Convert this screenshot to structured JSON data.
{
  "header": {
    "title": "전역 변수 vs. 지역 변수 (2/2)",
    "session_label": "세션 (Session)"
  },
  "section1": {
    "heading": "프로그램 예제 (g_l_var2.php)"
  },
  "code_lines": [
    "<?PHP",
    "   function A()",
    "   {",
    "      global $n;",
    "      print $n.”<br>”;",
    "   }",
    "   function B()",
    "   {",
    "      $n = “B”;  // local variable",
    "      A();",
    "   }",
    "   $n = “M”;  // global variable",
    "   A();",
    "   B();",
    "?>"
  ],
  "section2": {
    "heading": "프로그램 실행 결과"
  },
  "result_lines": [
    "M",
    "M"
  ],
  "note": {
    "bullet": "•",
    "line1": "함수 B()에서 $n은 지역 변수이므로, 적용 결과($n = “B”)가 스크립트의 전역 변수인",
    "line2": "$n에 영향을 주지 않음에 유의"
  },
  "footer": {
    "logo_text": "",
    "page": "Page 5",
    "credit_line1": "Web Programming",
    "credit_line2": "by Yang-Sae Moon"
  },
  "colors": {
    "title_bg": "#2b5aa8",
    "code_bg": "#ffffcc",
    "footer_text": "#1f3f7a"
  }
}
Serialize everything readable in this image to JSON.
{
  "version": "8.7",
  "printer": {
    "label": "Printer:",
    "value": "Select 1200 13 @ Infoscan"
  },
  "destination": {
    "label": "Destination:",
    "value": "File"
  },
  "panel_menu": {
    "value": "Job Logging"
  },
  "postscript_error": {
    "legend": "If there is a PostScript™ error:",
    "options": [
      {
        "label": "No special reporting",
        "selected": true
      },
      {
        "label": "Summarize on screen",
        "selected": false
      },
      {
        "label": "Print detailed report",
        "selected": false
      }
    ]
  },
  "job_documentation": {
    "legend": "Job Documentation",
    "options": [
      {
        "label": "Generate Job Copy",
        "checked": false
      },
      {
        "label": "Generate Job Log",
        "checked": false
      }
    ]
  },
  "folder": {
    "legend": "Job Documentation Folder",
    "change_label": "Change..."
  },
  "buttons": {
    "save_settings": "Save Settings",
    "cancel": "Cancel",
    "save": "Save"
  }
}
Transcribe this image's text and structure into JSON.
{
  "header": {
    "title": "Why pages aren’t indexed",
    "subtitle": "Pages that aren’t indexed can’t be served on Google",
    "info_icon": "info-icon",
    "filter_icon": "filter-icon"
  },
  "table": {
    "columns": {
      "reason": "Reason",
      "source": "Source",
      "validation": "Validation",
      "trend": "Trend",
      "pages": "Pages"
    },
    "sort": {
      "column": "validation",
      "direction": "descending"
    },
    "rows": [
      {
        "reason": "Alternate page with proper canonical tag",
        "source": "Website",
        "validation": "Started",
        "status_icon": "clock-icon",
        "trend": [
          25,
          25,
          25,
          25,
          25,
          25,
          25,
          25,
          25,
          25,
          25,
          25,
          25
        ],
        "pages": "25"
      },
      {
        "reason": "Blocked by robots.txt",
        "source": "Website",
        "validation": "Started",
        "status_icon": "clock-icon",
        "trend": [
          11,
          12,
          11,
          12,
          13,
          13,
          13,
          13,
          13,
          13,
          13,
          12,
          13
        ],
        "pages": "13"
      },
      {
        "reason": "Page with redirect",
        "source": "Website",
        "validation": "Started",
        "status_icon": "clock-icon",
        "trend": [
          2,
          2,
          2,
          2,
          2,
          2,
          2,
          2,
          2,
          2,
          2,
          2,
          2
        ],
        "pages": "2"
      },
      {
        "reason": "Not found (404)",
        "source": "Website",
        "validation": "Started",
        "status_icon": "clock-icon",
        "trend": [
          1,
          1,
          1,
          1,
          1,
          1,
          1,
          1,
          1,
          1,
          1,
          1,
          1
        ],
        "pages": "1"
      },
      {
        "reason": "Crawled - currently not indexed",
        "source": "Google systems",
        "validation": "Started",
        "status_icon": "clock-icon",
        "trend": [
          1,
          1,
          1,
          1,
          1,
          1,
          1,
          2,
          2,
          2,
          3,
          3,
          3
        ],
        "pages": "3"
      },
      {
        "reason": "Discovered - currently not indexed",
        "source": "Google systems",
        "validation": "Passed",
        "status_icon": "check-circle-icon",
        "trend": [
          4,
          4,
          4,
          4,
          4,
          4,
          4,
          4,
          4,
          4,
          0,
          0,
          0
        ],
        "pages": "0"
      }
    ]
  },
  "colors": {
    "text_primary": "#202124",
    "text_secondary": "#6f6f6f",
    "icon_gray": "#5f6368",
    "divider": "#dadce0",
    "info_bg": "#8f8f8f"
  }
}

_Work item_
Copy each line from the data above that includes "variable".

_Response area_
    "      $n = “B”;  // local variable",
    "   $n = “M”;  // global variable",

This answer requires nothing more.